J Gerontol A Biol Sci Med Sci. 2024 Feb 1;79(2):glad200. doi: 10.1093/gerona/glad200.


Background: Peripheral artery disease (PAD) is associated with lower physical activity but less is known about its association with daily patterns of activity. We examined the cross-sectional association between ankle-brachial index (ABI) and objectively measured patterns of physical activity among Hispanic/Latino adults.

Methods: We analyzed data from 7 688 participants (aged 45-74 years) in the Hispanic Community Health Study/Study of Latinos.
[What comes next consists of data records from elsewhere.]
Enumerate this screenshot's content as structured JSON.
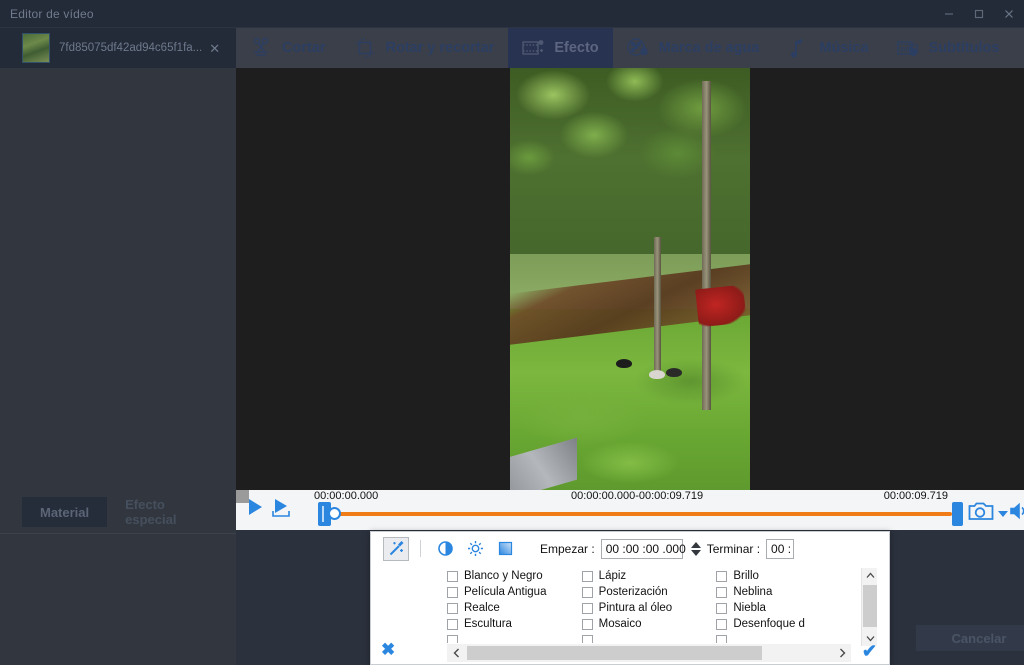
{
  "window": {
    "title": "Editor de vídeo",
    "controls": {
      "minimize": "minimize-icon",
      "maximize": "maximize-icon",
      "close": "close-icon"
    }
  },
  "file_tab": {
    "name": "7fd85075df42ad94c65f1fa...",
    "close": "✕",
    "thumbnail": "video-thumbnail"
  },
  "toolbar": {
    "items": [
      {
        "label": "Cortar",
        "icon": "scissors-icon",
        "active": false
      },
      {
        "label": "Rotar y recortar",
        "icon": "crop-rotate-icon",
        "active": false
      },
      {
        "label": "Efecto",
        "icon": "film-effect-icon",
        "active": true
      },
      {
        "label": "Marca de agua",
        "icon": "watermark-icon",
        "active": false
      },
      {
        "label": "Música",
        "icon": "music-note-icon",
        "active": false
      },
      {
        "label": "Subtítulos",
        "icon": "subtitles-icon",
        "active": false
      }
    ]
  },
  "left_panel": {
    "tabs": [
      {
        "label": "Material",
        "active": true
      },
      {
        "label": "Efecto especial",
        "active": false
      }
    ]
  },
  "player": {
    "play_icon": "play-icon",
    "play_segment_icon": "play-segment-icon",
    "stop_icon": "stop-icon",
    "time_start": "00:00:00.000",
    "time_range": "00:00:00.000-00:00:09.719",
    "time_end": "00:00:09.719",
    "snapshot_icon": "camera-icon",
    "snapshot_caret_icon": "chevron-down-icon",
    "volume_icon": "speaker-icon",
    "track_color": "#f07c18",
    "handle_color": "#2b86e0"
  },
  "bottom_buttons": {
    "ok_label": "",
    "cancel_label": "Cancelar"
  },
  "effects_dialog": {
    "tools": [
      {
        "name": "magic-wand-icon",
        "pressed": true
      },
      {
        "name": "contrast-icon",
        "pressed": false
      },
      {
        "name": "brightness-icon",
        "pressed": false
      },
      {
        "name": "saturation-icon",
        "pressed": false
      }
    ],
    "start_label": "Empezar :",
    "start_value": "00 :00 :00 .000",
    "end_label": "Terminar :",
    "end_value": "00 :",
    "columns": [
      [
        "Blanco y Negro",
        "Película Antigua",
        "Realce",
        "Escultura",
        ""
      ],
      [
        "Lápiz",
        "Posterización",
        "Pintura al óleo",
        "Mosaico",
        ""
      ],
      [
        "Brillo",
        "Neblina",
        "Niebla",
        "Desenfoque d",
        ""
      ]
    ],
    "scroll_up_icon": "chevron-up-icon",
    "scroll_down_icon": "chevron-down-icon",
    "scroll_left_icon": "chevron-left-icon",
    "scroll_right_icon": "chevron-right-icon",
    "cancel_icon": "✖",
    "confirm_icon": "✔",
    "accent_color": "#2b86e0"
  }
}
ABI was categorized as low (≤0.90, indicating PAD), borderline low (0.91-0.99), normal (1.00-1.40), and high (>1.40, indicating incompressible ankle arteries). Daily physical activity metrics derived from accelerometer data included: log of total activity counts (LTAC), total log-transformed activity counts (TLAC), and active-to-sedentary transition probability (ASTP). Average differences between ABI categories in physical activity, overall and by 4-hour time-of-day intervals, were assessed using linear regression and mixed-effects models, respectively.

Results: In Hispanic/Latino adults, 5.3% and 2.6% had low and high ABIs, respectively. After adjustment, having a low compared to a normal ABI was associated with lower volume (LTAC = -0.13, p < .01; TLAC = -74.4, p = .04) and more fragmented physical activity (ASTP = 1.22%, p < .01). Having a low ABI was linked with more fragmented physical activity after 12 pm (p < .01). Having a high ABI was associated with lower volumes of activity (TLAC = -132.0, p = .03).
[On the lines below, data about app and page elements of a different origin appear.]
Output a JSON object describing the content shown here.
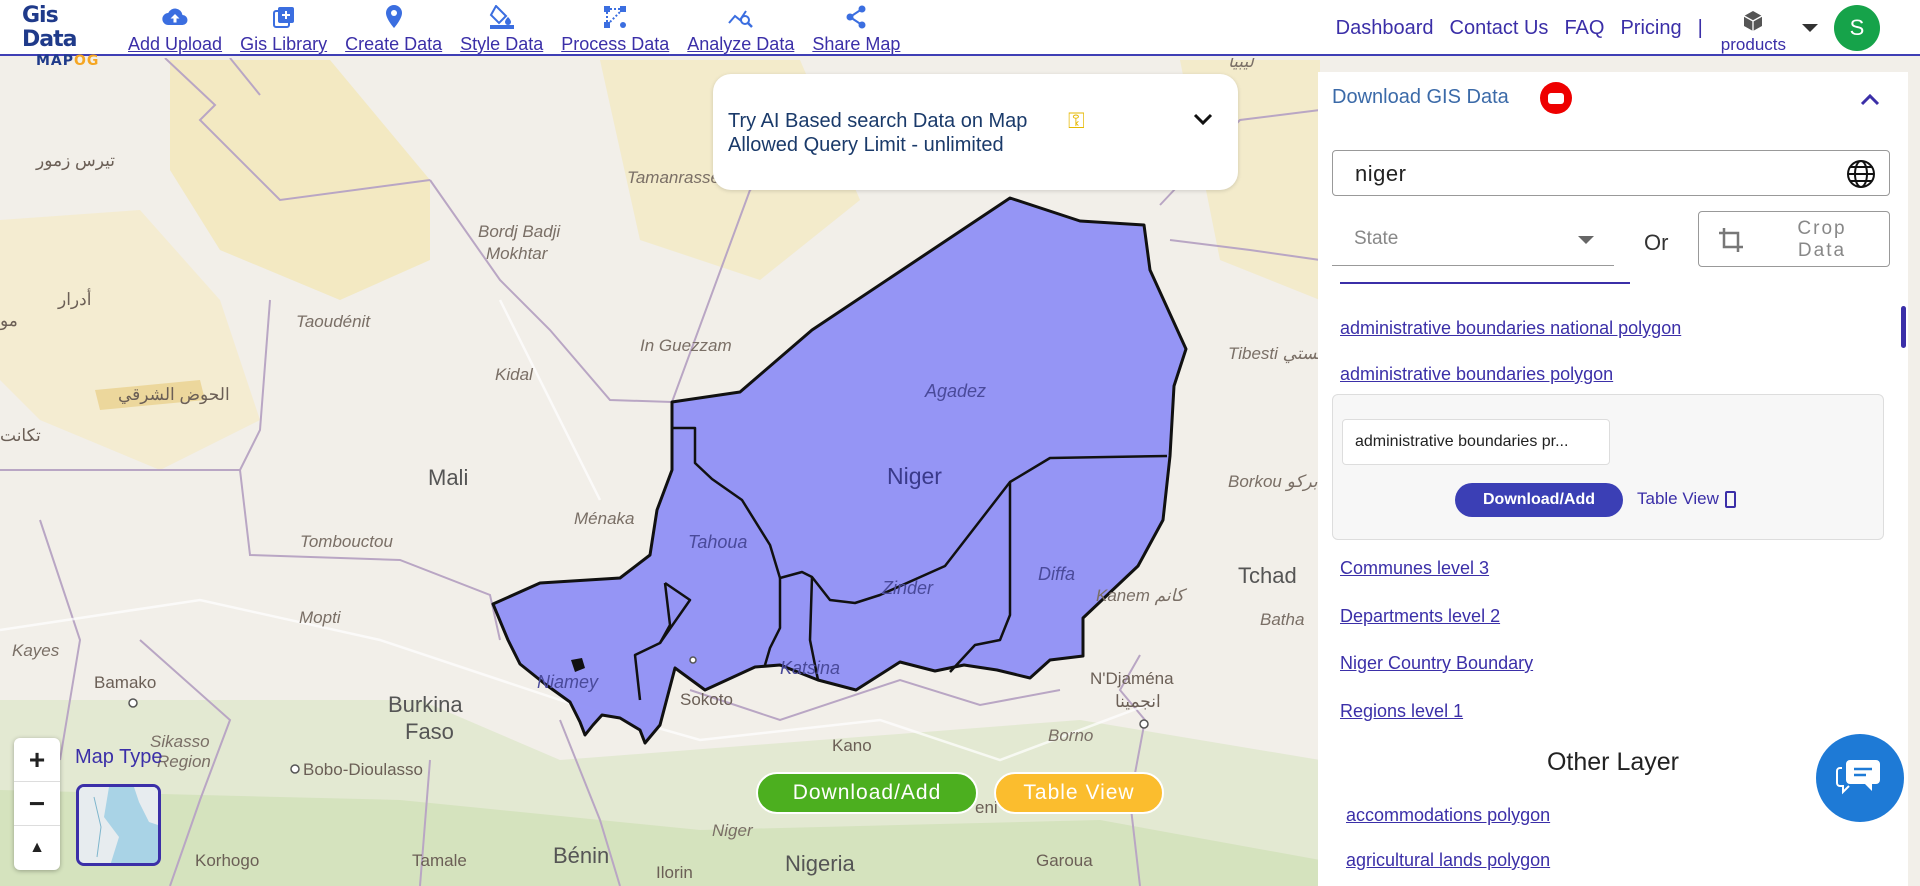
{
  "brand": {
    "line1": "Gis Data",
    "line2a": "MAP",
    "line2b": "OG"
  },
  "nav": [
    {
      "label": "Add Upload",
      "icon": "cloud-upload-icon"
    },
    {
      "label": "Gis Library",
      "icon": "library-add-icon"
    },
    {
      "label": "Create Data",
      "icon": "location-pin-icon"
    },
    {
      "label": "Style Data",
      "icon": "paint-bucket-icon"
    },
    {
      "label": "Process Data",
      "icon": "process-nodes-icon"
    },
    {
      "label": "Analyze Data",
      "icon": "analyze-chart-icon"
    },
    {
      "label": "Share Map",
      "icon": "share-icon"
    }
  ],
  "right_nav": {
    "dashboard": "Dashboard",
    "contact": "Contact Us",
    "faq": "FAQ",
    "pricing": "Pricing",
    "separator": "|",
    "products": "products",
    "avatar_letter": "S"
  },
  "ai_search": {
    "line1": "Try AI Based search Data on Map",
    "line2": "Allowed Query Limit - unlimited"
  },
  "map": {
    "labels": {
      "niger": "Niger",
      "agadez": "Agadez",
      "tahoua": "Tahoua",
      "zinder": "Zinder",
      "diffa": "Diffa",
      "niamey": "Niamey",
      "katsina": "Katsina",
      "mali": "Mali",
      "tchad": "Tchad",
      "burkina": "Burkina",
      "faso": "Faso",
      "nigeria": "Nigeria",
      "benin": "Bénin",
      "tamanrasset": "Tamanrasset",
      "bordj1": "Bordj Badji",
      "bordj2": "Mokhtar",
      "taoudenit": "Taoudénit",
      "in_guezzam": "In Guezzam",
      "kidal": "Kidal",
      "menaka": "Ménaka",
      "tombouctou": "Tombouctou",
      "mopti": "Mopti",
      "kayes": "Kayes",
      "bamako": "Bamako",
      "sikasso": "Sikasso",
      "region": "Region",
      "bobo": "Bobo-Dioulasso",
      "korhogo": "Korhogo",
      "tamale": "Tamale",
      "ilorin": "Ilorin",
      "sokoto": "Sokoto",
      "kano": "Kano",
      "niger_river": "Niger",
      "borno": "Borno",
      "garoua": "Garoua",
      "ndjamena": "N'Djaména",
      "ndjamena_ar": "انجمينا",
      "kanem": "Kanem كانم",
      "batha": "Batha",
      "borkou": "Borkou بركو",
      "tibesti": "Tibesti تيبستي",
      "tiris": "تيرس زمور",
      "adrar": "أدرار",
      "hodh": "الحوض الشرقي",
      "takant": "تكانت",
      "mo": "مو",
      "libya": "ليبيا",
      "eni": "eni"
    },
    "zoom_in": "+",
    "zoom_out": "−",
    "reset": "▲",
    "map_type_label": "Map Type",
    "download_button": "Download/Add",
    "table_view_button": "Table View"
  },
  "panel": {
    "title": "Download GIS Data",
    "search_value": "niger",
    "state_placeholder": "State",
    "or_label": "Or",
    "crop_label": "Crop Data",
    "links_top": [
      "administrative boundaries national polygon",
      "administrative boundaries polygon"
    ],
    "card": {
      "chip": "administrative boundaries pr...",
      "download": "Download/Add",
      "table_view": "Table View"
    },
    "links_bottom": [
      "Communes level 3",
      "Departments level 2",
      "Niger Country Boundary",
      "Regions level 1"
    ],
    "other_layer_title": "Other Layer",
    "other_links": [
      "accommodations polygon",
      "agricultural lands polygon"
    ]
  },
  "colors": {
    "accent": "#3b2fa8",
    "niger_fill": "#8f8ff5",
    "download_green": "#4caf1f",
    "table_yellow": "#fbbd2e"
  }
}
Conclusions: Having a low or high ABI is associated with lower and more fragmented physical activity in Hispanic/Latino adults. In adults with low ABI, physical activity is more fragmented in the afternoon to evening. Longitudinal research is warranted to expand these findings to guide targeted interventions for PAD or incompressible ankle arteries.

Keywords: Ankle–brachial index; Hispanics; Latinos; Peripheral artery disease; Physical activity.

MeSH terms

  • Ankle Brachial Index*
  • Cross-Sectional Studies
  • Exercise
  • Hispanic or Latino
  • Humans
  • Peripheral Arterial Disease*
  • Public Health
  • Risk Factors